* DESCRIPTION OF THE TASK: The required lines are those that contain "Environment"; pull them out of the data and copy them.

+ + +

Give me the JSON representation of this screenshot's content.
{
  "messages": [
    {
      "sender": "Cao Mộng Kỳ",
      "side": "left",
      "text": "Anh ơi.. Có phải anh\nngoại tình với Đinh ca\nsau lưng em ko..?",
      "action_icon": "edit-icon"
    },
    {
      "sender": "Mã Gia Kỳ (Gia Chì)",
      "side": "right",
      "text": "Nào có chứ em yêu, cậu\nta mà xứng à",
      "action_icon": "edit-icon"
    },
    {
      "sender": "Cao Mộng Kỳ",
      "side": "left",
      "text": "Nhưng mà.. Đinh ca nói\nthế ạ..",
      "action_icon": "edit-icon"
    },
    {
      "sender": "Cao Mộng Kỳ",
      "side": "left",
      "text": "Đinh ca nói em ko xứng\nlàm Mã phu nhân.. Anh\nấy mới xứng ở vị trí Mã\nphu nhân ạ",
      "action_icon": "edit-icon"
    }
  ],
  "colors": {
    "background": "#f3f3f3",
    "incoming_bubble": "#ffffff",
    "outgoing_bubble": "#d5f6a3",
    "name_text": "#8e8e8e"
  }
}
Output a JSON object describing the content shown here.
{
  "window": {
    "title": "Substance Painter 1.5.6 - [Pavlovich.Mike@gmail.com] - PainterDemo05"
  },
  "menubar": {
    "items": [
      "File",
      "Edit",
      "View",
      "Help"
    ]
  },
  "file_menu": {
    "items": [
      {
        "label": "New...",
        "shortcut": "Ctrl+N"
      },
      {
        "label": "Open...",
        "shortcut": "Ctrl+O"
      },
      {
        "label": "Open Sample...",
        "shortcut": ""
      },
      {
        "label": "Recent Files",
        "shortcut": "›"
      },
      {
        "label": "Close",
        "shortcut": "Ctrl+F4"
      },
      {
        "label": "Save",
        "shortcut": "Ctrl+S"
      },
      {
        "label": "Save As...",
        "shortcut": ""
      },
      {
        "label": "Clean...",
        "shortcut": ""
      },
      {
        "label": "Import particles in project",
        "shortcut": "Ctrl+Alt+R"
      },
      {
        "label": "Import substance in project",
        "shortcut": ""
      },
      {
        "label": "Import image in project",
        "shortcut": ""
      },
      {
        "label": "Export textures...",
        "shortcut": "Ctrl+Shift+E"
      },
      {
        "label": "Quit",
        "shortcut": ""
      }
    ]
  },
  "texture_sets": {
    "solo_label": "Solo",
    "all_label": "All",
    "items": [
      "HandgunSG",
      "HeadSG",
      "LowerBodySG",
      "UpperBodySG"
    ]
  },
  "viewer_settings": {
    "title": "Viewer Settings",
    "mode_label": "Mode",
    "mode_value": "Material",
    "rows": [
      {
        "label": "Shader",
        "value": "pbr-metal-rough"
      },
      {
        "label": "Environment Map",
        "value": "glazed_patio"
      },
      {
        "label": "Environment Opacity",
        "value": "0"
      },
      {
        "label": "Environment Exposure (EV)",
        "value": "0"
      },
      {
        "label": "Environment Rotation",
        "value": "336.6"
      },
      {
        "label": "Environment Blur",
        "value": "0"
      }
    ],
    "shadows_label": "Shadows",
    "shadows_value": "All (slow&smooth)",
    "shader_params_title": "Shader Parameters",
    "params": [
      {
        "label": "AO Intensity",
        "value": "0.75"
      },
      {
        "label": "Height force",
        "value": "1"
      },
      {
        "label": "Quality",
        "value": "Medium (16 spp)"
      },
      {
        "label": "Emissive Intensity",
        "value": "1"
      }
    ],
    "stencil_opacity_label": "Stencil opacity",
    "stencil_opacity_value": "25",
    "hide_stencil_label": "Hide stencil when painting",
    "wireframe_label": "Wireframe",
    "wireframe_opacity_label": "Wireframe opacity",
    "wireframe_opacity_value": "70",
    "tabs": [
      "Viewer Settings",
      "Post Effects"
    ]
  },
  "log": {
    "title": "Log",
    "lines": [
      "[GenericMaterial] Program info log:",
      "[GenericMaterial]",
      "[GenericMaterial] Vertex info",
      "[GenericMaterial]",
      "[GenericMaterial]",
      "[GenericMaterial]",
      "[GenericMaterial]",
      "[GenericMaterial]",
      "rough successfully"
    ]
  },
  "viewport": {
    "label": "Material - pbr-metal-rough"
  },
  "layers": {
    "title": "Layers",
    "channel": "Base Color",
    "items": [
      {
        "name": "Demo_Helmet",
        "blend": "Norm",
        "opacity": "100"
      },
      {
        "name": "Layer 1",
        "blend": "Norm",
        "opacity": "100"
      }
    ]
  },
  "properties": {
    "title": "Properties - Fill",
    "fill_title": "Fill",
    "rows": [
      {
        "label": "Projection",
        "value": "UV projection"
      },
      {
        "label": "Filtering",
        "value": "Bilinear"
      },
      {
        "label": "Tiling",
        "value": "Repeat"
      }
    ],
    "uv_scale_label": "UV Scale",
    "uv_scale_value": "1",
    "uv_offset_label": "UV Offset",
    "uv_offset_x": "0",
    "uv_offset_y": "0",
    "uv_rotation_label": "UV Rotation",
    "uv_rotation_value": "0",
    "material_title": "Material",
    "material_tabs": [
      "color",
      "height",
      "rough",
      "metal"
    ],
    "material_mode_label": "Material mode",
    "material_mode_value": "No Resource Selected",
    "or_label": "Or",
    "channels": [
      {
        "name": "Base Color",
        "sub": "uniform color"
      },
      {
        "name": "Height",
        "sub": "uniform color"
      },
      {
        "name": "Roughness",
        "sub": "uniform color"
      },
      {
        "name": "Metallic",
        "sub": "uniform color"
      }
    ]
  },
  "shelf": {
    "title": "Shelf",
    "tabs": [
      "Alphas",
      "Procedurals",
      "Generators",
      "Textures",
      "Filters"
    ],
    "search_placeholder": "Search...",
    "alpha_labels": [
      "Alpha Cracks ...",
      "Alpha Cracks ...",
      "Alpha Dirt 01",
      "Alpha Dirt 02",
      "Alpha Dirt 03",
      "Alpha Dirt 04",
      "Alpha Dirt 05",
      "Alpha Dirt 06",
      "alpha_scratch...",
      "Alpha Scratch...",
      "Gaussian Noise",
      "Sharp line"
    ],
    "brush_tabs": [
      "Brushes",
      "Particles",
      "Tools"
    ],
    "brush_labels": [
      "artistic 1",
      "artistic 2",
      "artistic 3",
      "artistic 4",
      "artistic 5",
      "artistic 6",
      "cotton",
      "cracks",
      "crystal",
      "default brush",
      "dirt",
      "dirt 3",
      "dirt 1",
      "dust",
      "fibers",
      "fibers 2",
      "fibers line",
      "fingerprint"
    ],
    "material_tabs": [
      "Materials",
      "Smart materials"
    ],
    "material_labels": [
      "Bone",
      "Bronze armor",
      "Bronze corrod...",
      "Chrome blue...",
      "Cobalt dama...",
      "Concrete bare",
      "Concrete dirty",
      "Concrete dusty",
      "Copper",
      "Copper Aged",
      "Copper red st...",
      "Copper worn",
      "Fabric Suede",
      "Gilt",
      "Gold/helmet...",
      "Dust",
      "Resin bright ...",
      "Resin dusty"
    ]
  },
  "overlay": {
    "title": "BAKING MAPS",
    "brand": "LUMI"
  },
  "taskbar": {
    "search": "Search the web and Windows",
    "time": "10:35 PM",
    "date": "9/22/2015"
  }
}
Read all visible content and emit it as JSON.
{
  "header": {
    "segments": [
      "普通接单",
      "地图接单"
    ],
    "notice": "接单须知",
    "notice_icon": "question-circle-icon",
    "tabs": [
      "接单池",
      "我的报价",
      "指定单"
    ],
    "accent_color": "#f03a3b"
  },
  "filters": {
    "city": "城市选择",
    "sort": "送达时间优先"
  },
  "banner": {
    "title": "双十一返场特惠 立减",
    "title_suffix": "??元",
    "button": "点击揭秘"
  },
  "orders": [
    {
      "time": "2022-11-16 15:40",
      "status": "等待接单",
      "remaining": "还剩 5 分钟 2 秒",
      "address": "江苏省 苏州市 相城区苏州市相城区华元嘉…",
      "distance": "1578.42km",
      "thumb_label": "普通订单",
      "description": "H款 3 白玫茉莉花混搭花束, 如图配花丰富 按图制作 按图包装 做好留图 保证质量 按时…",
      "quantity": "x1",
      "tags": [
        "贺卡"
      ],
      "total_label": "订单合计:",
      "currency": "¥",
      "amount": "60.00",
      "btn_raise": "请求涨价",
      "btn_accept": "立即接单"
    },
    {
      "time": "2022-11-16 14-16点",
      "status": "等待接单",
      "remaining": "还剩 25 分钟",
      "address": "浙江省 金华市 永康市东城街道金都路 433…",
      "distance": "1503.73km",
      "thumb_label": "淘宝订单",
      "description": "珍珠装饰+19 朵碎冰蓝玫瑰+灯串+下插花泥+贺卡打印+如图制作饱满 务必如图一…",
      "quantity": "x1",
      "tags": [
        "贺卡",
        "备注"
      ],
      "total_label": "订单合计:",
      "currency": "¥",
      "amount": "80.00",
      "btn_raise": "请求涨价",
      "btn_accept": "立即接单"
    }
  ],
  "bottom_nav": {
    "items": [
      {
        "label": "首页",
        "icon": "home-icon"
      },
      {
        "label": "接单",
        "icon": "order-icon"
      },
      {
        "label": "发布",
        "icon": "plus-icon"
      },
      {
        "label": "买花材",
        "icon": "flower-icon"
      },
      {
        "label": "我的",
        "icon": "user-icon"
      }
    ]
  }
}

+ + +

* TASK RESPONSE:
        "label": "Environment Map",
        "label": "Environment Opacity",
        "label": "Environment Exposure (EV)",
        "label": "Environment Rotation",
        "label": "Environment Blur",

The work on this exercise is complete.